### [WHAT YOU ARE ASKED TO DO]
Say how many of the lines below include the word "icon". Only the number should be given.

########

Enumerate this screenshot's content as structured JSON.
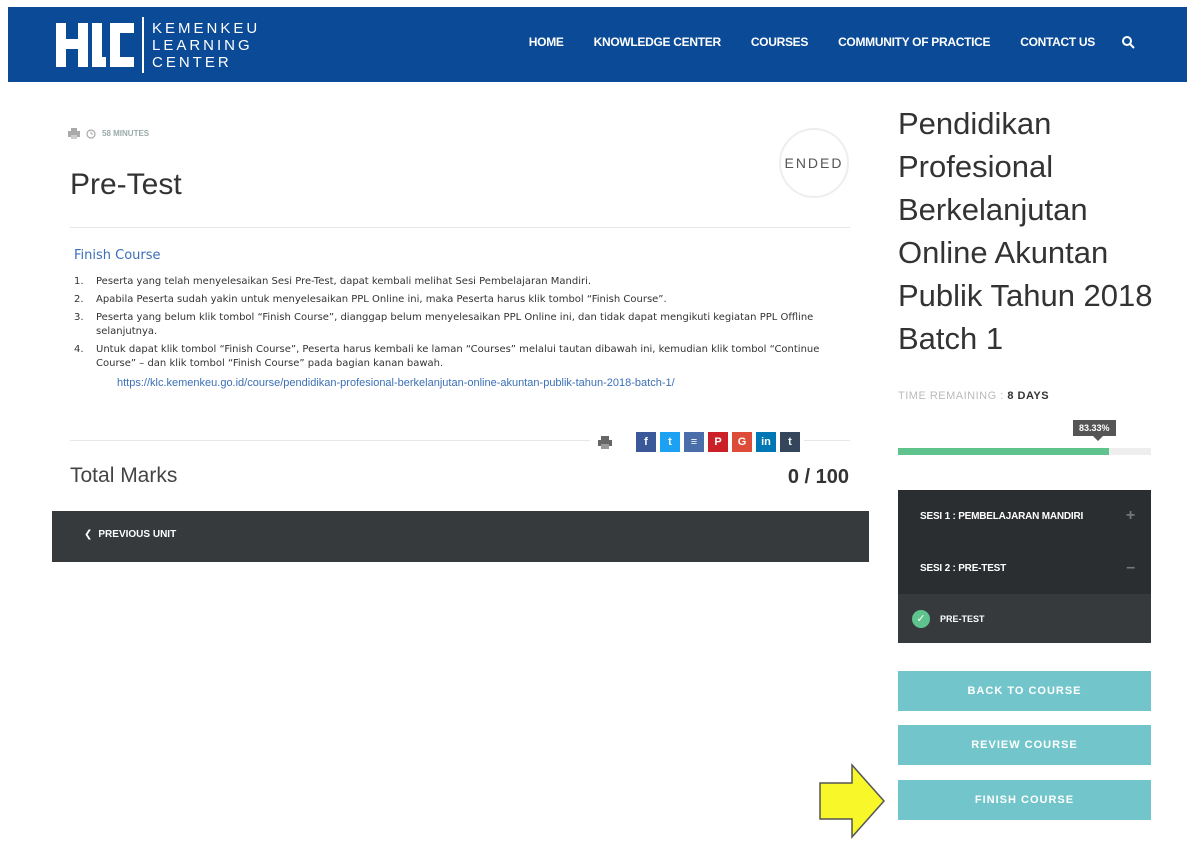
{
  "header": {
    "logo_text_lines": [
      "KEMENKEU",
      "LEARNING",
      "CENTER"
    ],
    "logo_mark": "KLC",
    "nav": [
      "HOME",
      "KNOWLEDGE CENTER",
      "COURSES",
      "COMMUNITY OF PRACTICE",
      "CONTACT US"
    ],
    "search_icon": "search-icon"
  },
  "unit": {
    "duration": "58 MINUTES",
    "status_badge": "ENDED",
    "title": "Pre-Test",
    "finish_heading": "Finish Course",
    "instructions": [
      {
        "num": "1.",
        "html": "Peserta yang telah menyelesaikan Sesi Pre-Test, dapat kembali melihat Sesi Pembelajaran Mandiri."
      },
      {
        "num": "2.",
        "html": "Apabila Peserta sudah yakin untuk menyelesaikan PPL Online ini, maka Peserta harus klik tombol “Finish Course”."
      },
      {
        "num": "3.",
        "html": "Peserta yang belum klik tombol “Finish Course”, dianggap belum menyelesaikan PPL Online ini, dan tidak dapat mengikuti kegiatan PPL Offline selanjutnya."
      },
      {
        "num": "4.",
        "html": "Untuk dapat klik tombol “Finish Course”, Peserta harus kembali ke laman “Courses” melalui tautan dibawah ini, kemudian klik tombol “Continue Course” – dan klik tombol “Finish Course” pada bagian kanan bawah."
      }
    ],
    "link": "https://klc.kemenkeu.go.id/course/pendidikan-profesional-berkelanjutan-online-akuntan-publik-tahun-2018-batch-1/",
    "share": [
      {
        "label": "f",
        "color": "#3b5998",
        "icon": "facebook-icon"
      },
      {
        "label": "t",
        "color": "#1da1f2",
        "icon": "twitter-icon"
      },
      {
        "label": "≡",
        "color": "#4a6ea9",
        "icon": "buffer-icon"
      },
      {
        "label": "P",
        "color": "#cb2027",
        "icon": "pinterest-icon"
      },
      {
        "label": "G",
        "color": "#dd4b39",
        "icon": "google-icon"
      },
      {
        "label": "in",
        "color": "#0077b5",
        "icon": "linkedin-icon"
      },
      {
        "label": "t",
        "color": "#35465c",
        "icon": "tumblr-icon"
      }
    ],
    "total_marks_label": "Total Marks",
    "total_marks_value": "0 / 100",
    "prev_unit": "PREVIOUS UNIT"
  },
  "sidebar": {
    "course_title": "Pendidikan Profesional Berkelanjutan Online Akuntan Publik Tahun 2018 Batch 1",
    "time_remaining_label": "TIME REMAINING :",
    "time_remaining_value": "8 DAYS",
    "progress_text": "83.33%",
    "progress_fraction": 0.8333,
    "sections": [
      {
        "label": "SESI 1 : PEMBELAJARAN MANDIRI",
        "toggle": "+"
      },
      {
        "label": "SESI 2 : PRE-TEST",
        "toggle": "–"
      }
    ],
    "sub_item": "PRE-TEST",
    "buttons": [
      "BACK TO COURSE",
      "REVIEW COURSE",
      "FINISH COURSE"
    ],
    "colors": {
      "button": "#72c6cb",
      "progress": "#5fc38e",
      "header": "#0a4a96",
      "annotation_arrow": "#f7f72a"
    }
  }
}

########

### [EXPECTED ANSWER]
8